What is your favourite gaming memory? Scoring the goal that puts you into division one on FIFA's 'Seasons' mode? Stepping out of the sewer tunnel glimpsing Cyrodiil in TESIV: Oblivion for the first time? Both excellent choices, but not quite enough to topple my number one gaming memory, made about four weeks ago. In fact it was the 17th of September: the day Grand Theft Auto V came out. As is now the traditional way to begin playing GTA, I stole a car, ignored what I was meant to be doing, and went out in search of adventure.
Rihanna warbling out of the speakers of my newly-acquired not-Audi-R8-but-clearly-is, I headed straight for the freeway of Los Santos that would take me into the surrounding Blaine County countryside. Back to the Future sprung to mind and it dawned on me how silly it was to follow conventions, such as driving on a road like a normal person. Where I was going I didn't need roads, and this was about the time I started making up objectives for myself.
Could I drive off a cliff and survive? I could, but only by totalling the car in the process and plonking my character in the middle of nowhere. If I sprint, could I jump onto that moving train? Turns out I could, but then swiftly fell off. So I stole a truck, jack-knifed the container and began my pursuit of the train. After jumping out of the moving truck onto the moving train and standing on top of it with a smile on my face, I thought "...maybe I should play the game now."
Despite having done it for many years in various different games, it's only recently that I've noticed how much I enjoy metagaming; creating mini challenges that the designers may have never intended. It ceases to be their world and instead becomes ours to do with as we wish. When the demo of Xbox 360 exclusive Crackdown 2 first came out, I spent an hour with my friend trying to see if either one of us could get outside of the barrier preventing us from playing the whole game. We never managed it, but we sure had fun jumping off buildings into the water to see if we could dive under it, or testing the perimeter for weaknesses like the velociraptors from Jurassic Park. And no, we never attacked the same place twice. Because we're clever, and we remember.
Minecraft has perhaps popularised the idea of entirely player-driven objectives within games the most, giving you a world and some tools but absolutely no instruction on what you should do. The whole point of the game is to set challenges for yourself and to think of things to do, so there isn't the same level of forbidden-fruit excitement behind attempting your own ideas. However, it does contain opportunities to surprise the player with their own ridiculously-detailed constructions. One minute you're building a dirt house and then three months later you realise you've rebuilt King's Landing from Game of Thrones.
Considering Minecraft has sold over 33 million copies, it's reasonable to assume the next generation of consoles will produce titles of a similar ilk. One such title announced already is Project Spark for the Xbox One, which is described as a "Digital-Canvas Open World." Or D-COW which, if we combine our efforts, I'm sure we can make happen. Project Spark will allow players to literally create their own games which can be as simple or complex as desired, right down to the programming of object behaviour. This was demonstrated at E3 during Microsoft's press conference by altering the behaviour of a rock to either bounce every time players are near or follow them on their travels. I plan to name my rock Dwayne Johnson, just to be ironic. Perhaps I'll program it to be a wonderful cook and my avatar will (finally) be able to smell what the rock is cooking. All thanks to this D-COW.

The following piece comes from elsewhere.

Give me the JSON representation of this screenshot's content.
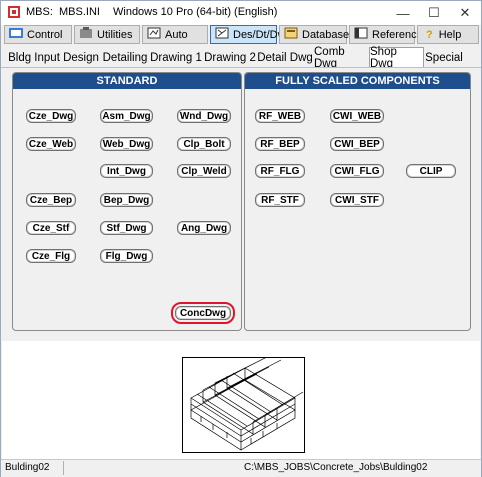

One of the best aspects of Project Spark is that it's completely free, and does not require an Xbox Live Gold account in order to play it. What this potentially means is that you could have hundreds of what will essentially be free full games created using Project Spark available to you by year's end on your Xbox One. Not sure what to give to your friend this Christmas? Make them a personalised game! It's possible to shape your game using Microsoft's Smartglass app on your tablet or through use of Kinect 2.0. You could also use the integrated recording features of the Xbox One to create a 'making of' diary to share your progress socially.
While it is great that Minecraft and Project Spark will be available, these sorts of games won't be for everyone. However, Dead Rising 3 should provide plenty of opportunities for hilarity because zombies + open world + online co-op = win. Mathematic fact, that, so it can't be argued with. I'm very much looking forward to attempting things I should get an achievement for but probably won't. That's ok though, I'll just play the 'ba-ding' noise in my head. It's just as good.
Have your own example of something you should have got an achievement for but didn't? Looking forward to creating your own next-gen worlds? Think the Xbox achievement sound is more like 'coo-pah' than 'ba-ding'? Leave a comment below and let me know.
Image Credits: CVG